In the future, Sarah stands on the bridge of the Ark and looks at what she has created from nothing. The Ark is her spaceship, the creation a static-painting on electric canvas she’d spread over the deck. Sarah learned to static-paint on VII-Earth, though she doesn’t know if it’s an art the Sarahs from her youth still practice. She doesn’t know what any of the Named do, not the Abrahams, Isaacs, Rebekahs, Sarahs. She has forgotten so much, but she has never felt the bone-ache desire to return home, to make the long trip back to her beginnings. She has always felt restless. Not unmoored, but adrift. Sarah turns from her painting (a depiction of Calvary, of fire in a field of dogwood roses) to look out the bridge window. The Ark approaches a field of color so bright it appears white. They near a star. In the future, the convergence of New Math and the Theory of Everything has revealed stars to be glowing doors, where long-distance travel is most feasibly realized by passing through, not between. Intrastellar. Whenever Sarah approaches a star, she tries to remember specifics of VII-Earth, but her memory always falters. She has been following God’s first commandment to move for so long. She can’t recall her home’s ground or gravity. The Evernet could tell her about VII-Earth, but Sarah wants to remember on her own. Some in the future say the Evernet makes living irrelevant because its algorithms know everything, the time and place of every next Earth, from VIII to M and beyond. They would say that Sarah’s static-painted dogwoods are simply a dream of the machine consciousness guiding her life. Is that so different from divine inspiration? Sarah thinks of the painting as a gift of imagination. She prefers tenuous connections. The star seems to dim as the ship approaches. Is that the passing shadow of a filamental angel, one of those hypergiant creatures floating the orbital stream? To see one is a blessing. Sarah thinks about her children moving, always moving, on the Ark. Their movement keeps it going, but she worries. God’s second commandment is to multiply. Sarah worries about these unnamed people she mothered, fathered, made—a legion for a later Earth. In the future, access to one’s genetic code is an inalienable right, like clear signal. In the future, everyone forms the life of every other, the Named and unnamed alike. Everyone is blessed, though not equally, which has always been the way of people. Her children move the Ark onward. Sarah yearns to offer herself to the filamental angels. She yearns to be consumed, and to extend into infinity the moment of consumption. To stop moving, but to never stop. “Look at those angels,” Sarah says, and she touches the glass on the bridge of the Ark. Her canvas begins painting itself, tuned to her voice. She knows they’re going again. The star dims, then blinds, then opens, and they are somewhere else.

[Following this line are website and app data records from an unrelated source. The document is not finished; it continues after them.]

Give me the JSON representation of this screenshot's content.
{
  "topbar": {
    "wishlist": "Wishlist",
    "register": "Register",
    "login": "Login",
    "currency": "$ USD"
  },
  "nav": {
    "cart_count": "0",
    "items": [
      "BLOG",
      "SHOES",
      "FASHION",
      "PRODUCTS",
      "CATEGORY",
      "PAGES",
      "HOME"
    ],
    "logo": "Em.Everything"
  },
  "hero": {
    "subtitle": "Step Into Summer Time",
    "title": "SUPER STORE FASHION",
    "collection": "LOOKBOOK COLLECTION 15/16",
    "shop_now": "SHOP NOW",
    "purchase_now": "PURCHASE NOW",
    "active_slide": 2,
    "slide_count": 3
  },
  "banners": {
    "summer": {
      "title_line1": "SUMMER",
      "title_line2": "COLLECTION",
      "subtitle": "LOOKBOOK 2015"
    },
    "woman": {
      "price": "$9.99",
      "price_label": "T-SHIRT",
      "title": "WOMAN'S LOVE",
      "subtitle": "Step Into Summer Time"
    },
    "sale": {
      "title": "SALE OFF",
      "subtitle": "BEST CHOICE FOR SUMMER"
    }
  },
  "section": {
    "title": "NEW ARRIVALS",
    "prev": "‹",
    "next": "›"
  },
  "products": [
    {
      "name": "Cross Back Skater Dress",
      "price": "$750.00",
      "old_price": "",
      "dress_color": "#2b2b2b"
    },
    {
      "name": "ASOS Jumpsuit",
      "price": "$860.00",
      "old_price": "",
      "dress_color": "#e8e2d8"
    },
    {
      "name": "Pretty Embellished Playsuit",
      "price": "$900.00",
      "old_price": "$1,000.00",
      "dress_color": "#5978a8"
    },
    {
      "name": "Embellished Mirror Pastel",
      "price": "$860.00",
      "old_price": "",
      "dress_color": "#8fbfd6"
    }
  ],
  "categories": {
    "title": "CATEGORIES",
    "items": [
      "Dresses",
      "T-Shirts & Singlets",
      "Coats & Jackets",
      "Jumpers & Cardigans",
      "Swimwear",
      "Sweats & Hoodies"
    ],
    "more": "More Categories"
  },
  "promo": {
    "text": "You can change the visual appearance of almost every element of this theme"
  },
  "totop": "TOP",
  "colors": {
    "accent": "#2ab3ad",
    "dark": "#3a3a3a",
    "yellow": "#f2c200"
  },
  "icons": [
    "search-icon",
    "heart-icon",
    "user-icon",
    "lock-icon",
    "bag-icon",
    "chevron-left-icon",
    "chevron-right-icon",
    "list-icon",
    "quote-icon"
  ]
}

Chase Burke is an MFA candidate at the University of Alabama, but he calls Florida home. His stories appear or are forthcoming in Sycamore Review, The Journal, SmokeLong Quarterly, and GIGANTIC Sequins, among others. Find him on Twitter @cpburkejr.
Photo by NASA’s Marshall Space Flight Center (edited)